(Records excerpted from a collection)

· · ·

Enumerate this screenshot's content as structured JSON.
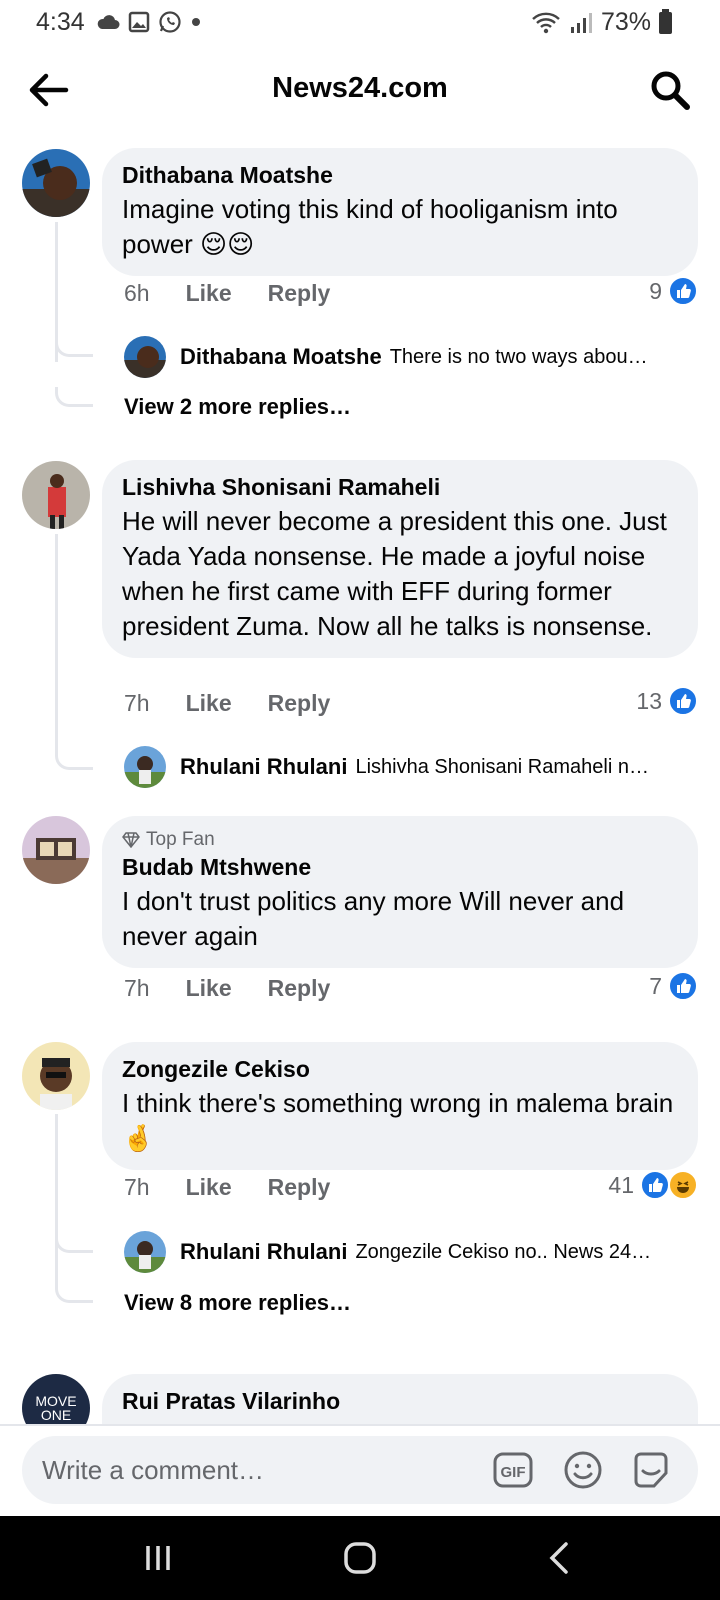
{
  "status_bar": {
    "time": "4:34",
    "battery": "73%"
  },
  "header": {
    "title": "News24.com"
  },
  "comments": [
    {
      "author": "Dithabana Moatshe",
      "text": "Imagine voting this kind of hooliganism into power 😌😌",
      "time": "6h",
      "like_label": "Like",
      "reply_label": "Reply",
      "reactions": "9",
      "reply_preview": {
        "author": "Dithabana Moatshe",
        "text": "There is no two ways abou…"
      },
      "more_replies": "View 2 more replies…"
    },
    {
      "author": "Lishivha Shonisani Ramaheli",
      "text": "He will never become a president this one. Just Yada Yada nonsense. He made a joyful noise when he first came with EFF during former president Zuma. Now all he talks is nonsense.",
      "time": "7h",
      "like_label": "Like",
      "reply_label": "Reply",
      "reactions": "13",
      "reply_preview": {
        "author": "Rhulani Rhulani",
        "text": "Lishivha Shonisani Ramaheli n…"
      }
    },
    {
      "badge": "Top Fan",
      "author": "Budab Mtshwene",
      "text": "I don't trust politics any more Will never and never again",
      "time": "7h",
      "like_label": "Like",
      "reply_label": "Reply",
      "reactions": "7"
    },
    {
      "author": "Zongezile Cekiso",
      "text": "I think there's something wrong in malema brain 🤞",
      "time": "7h",
      "like_label": "Like",
      "reply_label": "Reply",
      "reactions": "41",
      "reply_preview": {
        "author": "Rhulani Rhulani",
        "text": "Zongezile Cekiso no.. News 24…"
      },
      "more_replies": "View 8 more replies…"
    },
    {
      "author": "Rui Pratas Vilarinho",
      "avatar_text": "MOVE ONE"
    }
  ],
  "composer": {
    "placeholder": "Write a comment…",
    "gif_label": "GIF"
  },
  "icons": [
    "back-arrow-icon",
    "search-icon",
    "cloud-icon",
    "gallery-icon",
    "whatsapp-icon",
    "wifi-icon",
    "signal-icon",
    "battery-icon",
    "diamond-icon",
    "like-icon",
    "haha-icon",
    "gif-icon",
    "emoji-icon",
    "sticker-icon",
    "recent-apps-icon",
    "home-icon",
    "back-nav-icon"
  ],
  "colors": {
    "like_blue": "#1b74e4",
    "bubble_gray": "#f0f2f5",
    "meta_gray": "#65676b"
  }
}
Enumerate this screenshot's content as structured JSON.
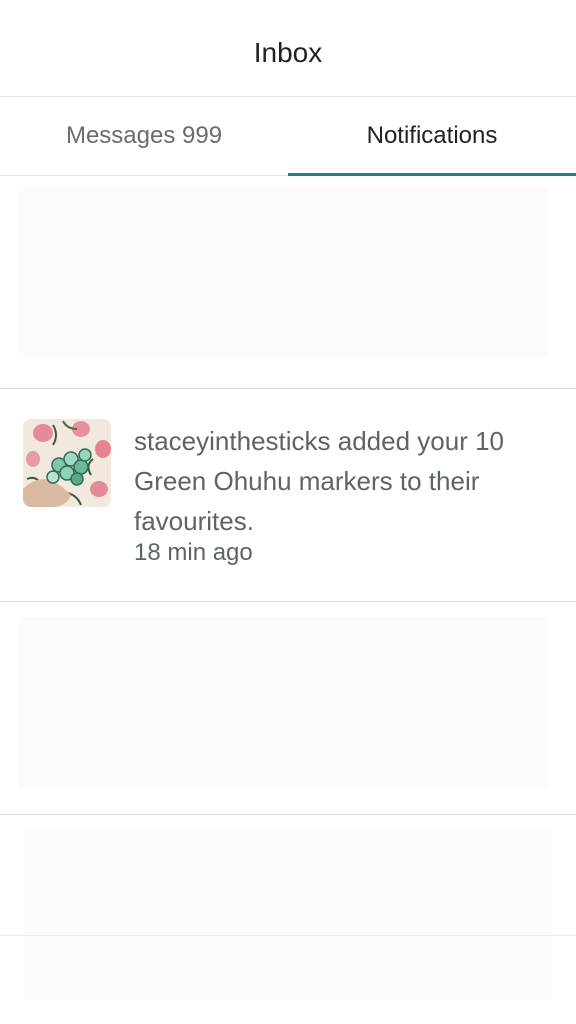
{
  "header": {
    "title": "Inbox"
  },
  "tabs": [
    {
      "label": "Messages 999",
      "active": false
    },
    {
      "label": "Notifications",
      "active": true
    }
  ],
  "accent_color": "#1e7f8c",
  "notifications": [
    {
      "text": "staceyinthesticks added your 10 Green Ohuhu markers to their favourites.",
      "time": "18 min ago",
      "thumbnail": "markers-photo"
    }
  ]
}
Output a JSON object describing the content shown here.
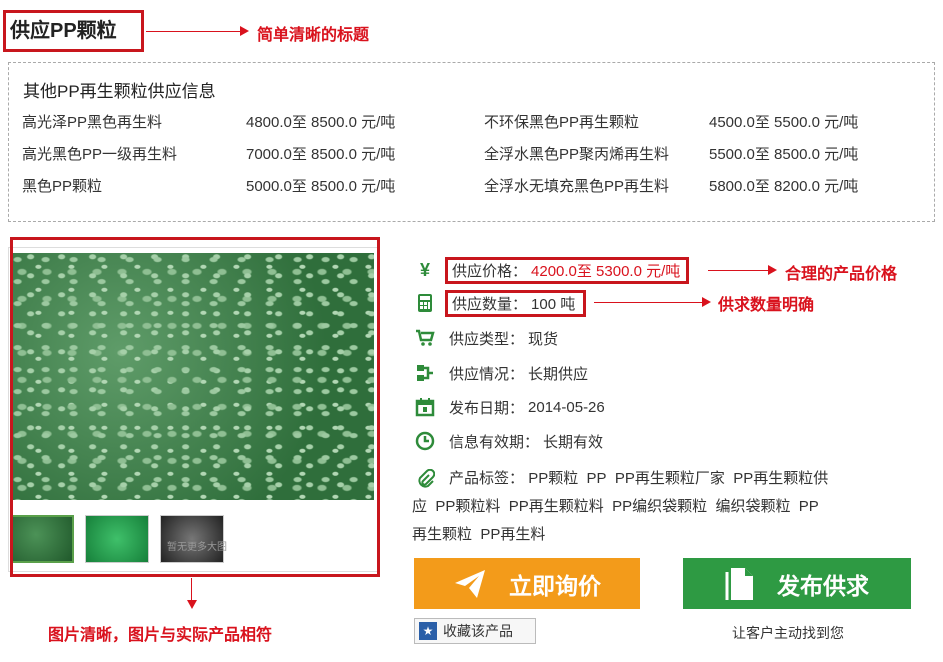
{
  "page_title": "供应PP颗粒",
  "annotations": {
    "title": "简单清晰的标题",
    "price": "合理的产品价格",
    "quantity": "供求数量明确",
    "image": "图片清晰，图片与实际产品相符"
  },
  "other_supply": {
    "heading": "其他PP再生颗粒供应信息",
    "items": [
      {
        "name": "高光泽PP黑色再生料",
        "price": "4800.0至 8500.0 元/吨"
      },
      {
        "name": "不环保黑色PP再生颗粒",
        "price": "4500.0至 5500.0 元/吨"
      },
      {
        "name": "高光黑色PP一级再生料",
        "price": "7000.0至 8500.0 元/吨"
      },
      {
        "name": "全浮水黑色PP聚丙烯再生料",
        "price": "5500.0至 8500.0 元/吨"
      },
      {
        "name": "黑色PP颗粒",
        "price": "5000.0至 8500.0 元/吨"
      },
      {
        "name": "全浮水无填充黑色PP再生料",
        "price": "5800.0至 8200.0 元/吨"
      }
    ]
  },
  "gallery": {
    "thumb_caption": "暂无更多大图"
  },
  "info": {
    "price_label": "供应价格：",
    "price_value": "4200.0至 5300.0 元/吨",
    "qty_label": "供应数量：",
    "qty_value": "100 吨",
    "type_label": "供应类型：",
    "type_value": "现货",
    "status_label": "供应情况：",
    "status_value": "长期供应",
    "date_label": "发布日期：",
    "date_value": "2014-05-26",
    "valid_label": "信息有效期：",
    "valid_value": "长期有效",
    "tags_label": "产品标签：",
    "tags": [
      "PP颗粒",
      "PP",
      "PP再生颗粒厂家",
      "PP再生颗粒供应",
      "PP颗粒料",
      "PP再生颗粒料",
      "PP编织袋颗粒",
      "编织袋颗粒",
      "PP再生颗粒",
      "PP再生料"
    ]
  },
  "actions": {
    "ask_label": "立即询价",
    "publish_label": "发布供求",
    "favorite_label": "收藏该产品",
    "tagline": "让客户主动找到您"
  },
  "icons": [
    "yen-icon",
    "calculator-icon",
    "cart-icon",
    "flow-icon",
    "calendar-icon",
    "clock-icon",
    "paperclip-icon",
    "paper-plane-icon",
    "document-icon",
    "star-icon"
  ],
  "colors": {
    "accent_red": "#c8161d",
    "ask_orange": "#f39b1a",
    "publish_green": "#2e9a43",
    "icon_green": "#2e8b3a"
  }
}
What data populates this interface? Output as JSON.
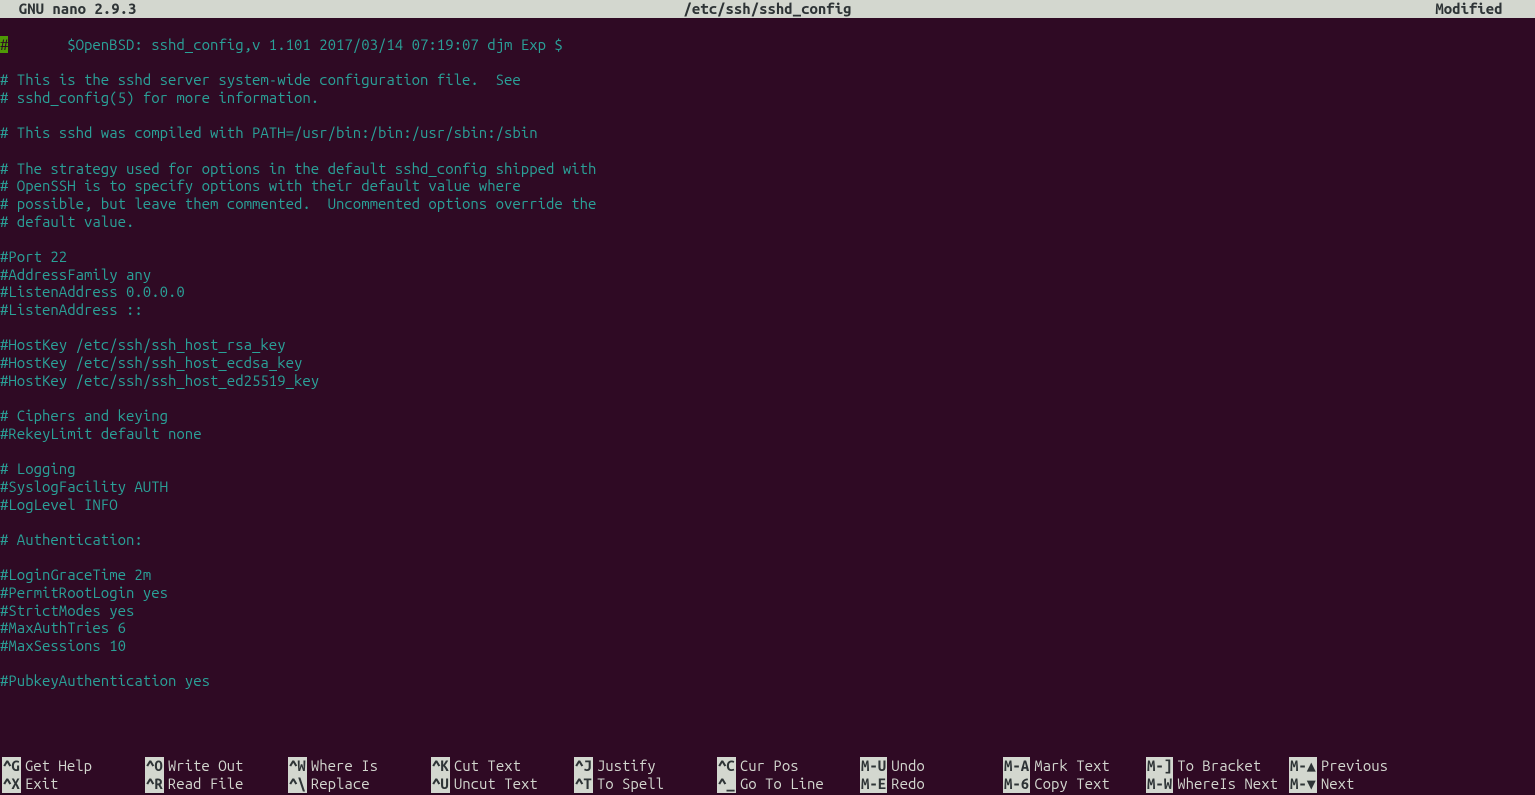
{
  "titlebar": {
    "app": "  GNU nano 2.9.3",
    "filename": "/etc/ssh/sshd_config",
    "status": "Modified "
  },
  "file_lines": [
    "#       $OpenBSD: sshd_config,v 1.101 2017/03/14 07:19:07 djm Exp $",
    "",
    "# This is the sshd server system-wide configuration file.  See",
    "# sshd_config(5) for more information.",
    "",
    "# This sshd was compiled with PATH=/usr/bin:/bin:/usr/sbin:/sbin",
    "",
    "# The strategy used for options in the default sshd_config shipped with",
    "# OpenSSH is to specify options with their default value where",
    "# possible, but leave them commented.  Uncommented options override the",
    "# default value.",
    "",
    "#Port 22",
    "#AddressFamily any",
    "#ListenAddress 0.0.0.0",
    "#ListenAddress ::",
    "",
    "#HostKey /etc/ssh/ssh_host_rsa_key",
    "#HostKey /etc/ssh/ssh_host_ecdsa_key",
    "#HostKey /etc/ssh/ssh_host_ed25519_key",
    "",
    "# Ciphers and keying",
    "#RekeyLimit default none",
    "",
    "# Logging",
    "#SyslogFacility AUTH",
    "#LogLevel INFO",
    "",
    "# Authentication:",
    "",
    "#LoginGraceTime 2m",
    "#PermitRootLogin yes",
    "#StrictModes yes",
    "#MaxAuthTries 6",
    "#MaxSessions 10",
    "",
    "#PubkeyAuthentication yes"
  ],
  "shortcuts": {
    "row1": [
      {
        "key": "^G",
        "label": "Get Help"
      },
      {
        "key": "^O",
        "label": "Write Out"
      },
      {
        "key": "^W",
        "label": "Where Is"
      },
      {
        "key": "^K",
        "label": "Cut Text"
      },
      {
        "key": "^J",
        "label": "Justify"
      },
      {
        "key": "^C",
        "label": "Cur Pos"
      },
      {
        "key": "M-U",
        "label": "Undo"
      },
      {
        "key": "M-A",
        "label": "Mark Text"
      },
      {
        "key": "M-]",
        "label": "To Bracket"
      },
      {
        "key": "M-▲",
        "label": "Previous"
      }
    ],
    "row2": [
      {
        "key": "^X",
        "label": "Exit"
      },
      {
        "key": "^R",
        "label": "Read File"
      },
      {
        "key": "^\\",
        "label": "Replace"
      },
      {
        "key": "^U",
        "label": "Uncut Text"
      },
      {
        "key": "^T",
        "label": "To Spell"
      },
      {
        "key": "^_",
        "label": "Go To Line"
      },
      {
        "key": "M-E",
        "label": "Redo"
      },
      {
        "key": "M-6",
        "label": "Copy Text"
      },
      {
        "key": "M-W",
        "label": "WhereIs Next"
      },
      {
        "key": "M-▼",
        "label": "Next"
      }
    ]
  }
}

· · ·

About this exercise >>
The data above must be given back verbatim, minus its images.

Answer section >>
Enumerate this screenshot's content as structured JSON.
{
  "status_bar": {
    "time": "4:34",
    "battery": "73%"
  },
  "header": {
    "title": "News24.com"
  },
  "comments": [
    {
      "author": "Dithabana Moatshe",
      "text": "Imagine voting this kind of hooliganism into power 😌😌",
      "time": "6h",
      "like_label": "Like",
      "reply_label": "Reply",
      "reactions": "9",
      "reply_preview": {
        "author": "Dithabana Moatshe",
        "text": "There is no two ways abou…"
      },
      "more_replies": "View 2 more replies…"
    },
    {
      "author": "Lishivha Shonisani Ramaheli",
      "text": "He will never become a president this one. Just Yada Yada nonsense. He made a joyful noise when he first came with EFF during former president Zuma. Now all he talks is nonsense.",
      "time": "7h",
      "like_label": "Like",
      "reply_label": "Reply",
      "reactions": "13",
      "reply_preview": {
        "author": "Rhulani Rhulani",
        "text": "Lishivha Shonisani Ramaheli n…"
      }
    },
    {
      "badge": "Top Fan",
      "author": "Budab Mtshwene",
      "text": "I don't trust politics any more Will never and never again",
      "time": "7h",
      "like_label": "Like",
      "reply_label": "Reply",
      "reactions": "7"
    },
    {
      "author": "Zongezile Cekiso",
      "text": "I think there's something wrong in malema brain 🤞",
      "time": "7h",
      "like_label": "Like",
      "reply_label": "Reply",
      "reactions": "41",
      "reply_preview": {
        "author": "Rhulani Rhulani",
        "text": "Zongezile Cekiso no.. News 24…"
      },
      "more_replies": "View 8 more replies…"
    },
    {
      "author": "Rui Pratas Vilarinho",
      "avatar_text": "MOVE ONE"
    }
  ],
  "composer": {
    "placeholder": "Write a comment…",
    "gif_label": "GIF"
  },
  "icons": [
    "back-arrow-icon",
    "search-icon",
    "cloud-icon",
    "gallery-icon",
    "whatsapp-icon",
    "wifi-icon",
    "signal-icon",
    "battery-icon",
    "diamond-icon",
    "like-icon",
    "haha-icon",
    "gif-icon",
    "emoji-icon",
    "sticker-icon",
    "recent-apps-icon",
    "home-icon",
    "back-nav-icon"
  ],
  "colors": {
    "like_blue": "#1b74e4",
    "bubble_gray": "#f0f2f5",
    "meta_gray": "#65676b"
  }
}
Enumerate this screenshot's content as structured JSON.
{
  "header": {
    "title": "Inbox"
  },
  "tabs": [
    {
      "label": "Messages 999",
      "active": false
    },
    {
      "label": "Notifications",
      "active": true
    }
  ],
  "accent_color": "#1e7f8c",
  "notifications": [
    {
      "text": "staceyinthesticks added your 10 Green Ohuhu markers to their favourites.",
      "time": "18 min ago",
      "thumbnail": "markers-photo"
    }
  ]
}
Output a JSON object describing the content shown here.
{
  "page_title": "供应PP颗粒",
  "annotations": {
    "title": "简单清晰的标题",
    "price": "合理的产品价格",
    "quantity": "供求数量明确",
    "image": "图片清晰，图片与实际产品相符"
  },
  "other_supply": {
    "heading": "其他PP再生颗粒供应信息",
    "items": [
      {
        "name": "高光泽PP黑色再生料",
        "price": "4800.0至 8500.0 元/吨"
      },
      {
        "name": "不环保黑色PP再生颗粒",
        "price": "4500.0至 5500.0 元/吨"
      },
      {
        "name": "高光黑色PP一级再生料",
        "price": "7000.0至 8500.0 元/吨"
      },
      {
        "name": "全浮水黑色PP聚丙烯再生料",
        "price": "5500.0至 8500.0 元/吨"
      },
      {
        "name": "黑色PP颗粒",
        "price": "5000.0至 8500.0 元/吨"
      },
      {
        "name": "全浮水无填充黑色PP再生料",
        "price": "5800.0至 8200.0 元/吨"
      }
    ]
  },
  "gallery": {
    "thumb_caption": "暂无更多大图"
  },
  "info": {
    "price_label": "供应价格：",
    "price_value": "4200.0至 5300.0 元/吨",
    "qty_label": "供应数量：",
    "qty_value": "100 吨",
    "type_label": "供应类型：",
    "type_value": "现货",
    "status_label": "供应情况：",
    "status_value": "长期供应",
    "date_label": "发布日期：",
    "date_value": "2014-05-26",
    "valid_label": "信息有效期：",
    "valid_value": "长期有效",
    "tags_label": "产品标签：",
    "tags": [
      "PP颗粒",
      "PP",
      "PP再生颗粒厂家",
      "PP再生颗粒供应",
      "PP颗粒料",
      "PP再生颗粒料",
      "PP编织袋颗粒",
      "编织袋颗粒",
      "PP再生颗粒",
      "PP再生料"
    ]
  },
  "actions": {
    "ask_label": "立即询价",
    "publish_label": "发布供求",
    "favorite_label": "收藏该产品",
    "tagline": "让客户主动找到您"
  },
  "icons": [
    "yen-icon",
    "calculator-icon",
    "cart-icon",
    "flow-icon",
    "calendar-icon",
    "clock-icon",
    "paperclip-icon",
    "paper-plane-icon",
    "document-icon",
    "star-icon"
  ],
  "colors": {
    "accent_red": "#c8161d",
    "ask_orange": "#f39b1a",
    "publish_green": "#2e9a43",
    "icon_green": "#2e8b3a"
  }
}
What data populates this interface? Output as JSON.
{
  "titlebar": {
    "app": "  GNU nano 2.9.3",
    "filename": "/etc/ssh/sshd_config",
    "status": "Modified "
  },
  "file_lines": [
    "#       $OpenBSD: sshd_config,v 1.101 2017/03/14 07:19:07 djm Exp $",
    "",
    "# This is the sshd server system-wide configuration file.  See",
    "# sshd_config(5) for more information.",
    "",
    "# This sshd was compiled with PATH=/usr/bin:/bin:/usr/sbin:/sbin",
    "",
    "# The strategy used for options in the default sshd_config shipped with",
    "# OpenSSH is to specify options with their default value where",
    "# possible, but leave them commented.  Uncommented options override the",
    "# default value.",
    "",
    "#Port 22",
    "#AddressFamily any",
    "#ListenAddress 0.0.0.0",
    "#ListenAddress ::",
    "",
    "#HostKey /etc/ssh/ssh_host_rsa_key",
    "#HostKey /etc/ssh/ssh_host_ecdsa_key",
    "#HostKey /etc/ssh/ssh_host_ed25519_key",
    "",
    "# Ciphers and keying",
    "#RekeyLimit default none",
    "",
    "# Logging",
    "#SyslogFacility AUTH",
    "#LogLevel INFO",
    "",
    "# Authentication:",
    "",
    "#LoginGraceTime 2m",
    "#PermitRootLogin yes",
    "#StrictModes yes",
    "#MaxAuthTries 6",
    "#MaxSessions 10",
    "",
    "#PubkeyAuthentication yes"
  ],
  "shortcuts": {
    "row1": [
      {
        "key": "^G",
        "label": "Get Help"
      },
      {
        "key": "^O",
        "label": "Write Out"
      },
      {
        "key": "^W",
        "label": "Where Is"
      },
      {
        "key": "^K",
        "label": "Cut Text"
      },
      {
        "key": "^J",
        "label": "Justify"
      },
      {
        "key": "^C",
        "label": "Cur Pos"
      },
      {
        "key": "M-U",
        "label": "Undo"
      },
      {
        "key": "M-A",
        "label": "Mark Text"
      },
      {
        "key": "M-]",
        "label": "To Bracket"
      },
      {
        "key": "M-▲",
        "label": "Previous"
      }
    ],
    "row2": [
      {
        "key": "^X",
        "label": "Exit"
      },
      {
        "key": "^R",
        "label": "Read File"
      },
      {
        "key": "^\\",
        "label": "Replace"
      },
      {
        "key": "^U",
        "label": "Uncut Text"
      },
      {
        "key": "^T",
        "label": "To Spell"
      },
      {
        "key": "^_",
        "label": "Go To Line"
      },
      {
        "key": "M-E",
        "label": "Redo"
      },
      {
        "key": "M-6",
        "label": "Copy Text"
      },
      {
        "key": "M-W",
        "label": "WhereIs Next"
      },
      {
        "key": "M-▼",
        "label": "Next"
      }
    ]
  }
}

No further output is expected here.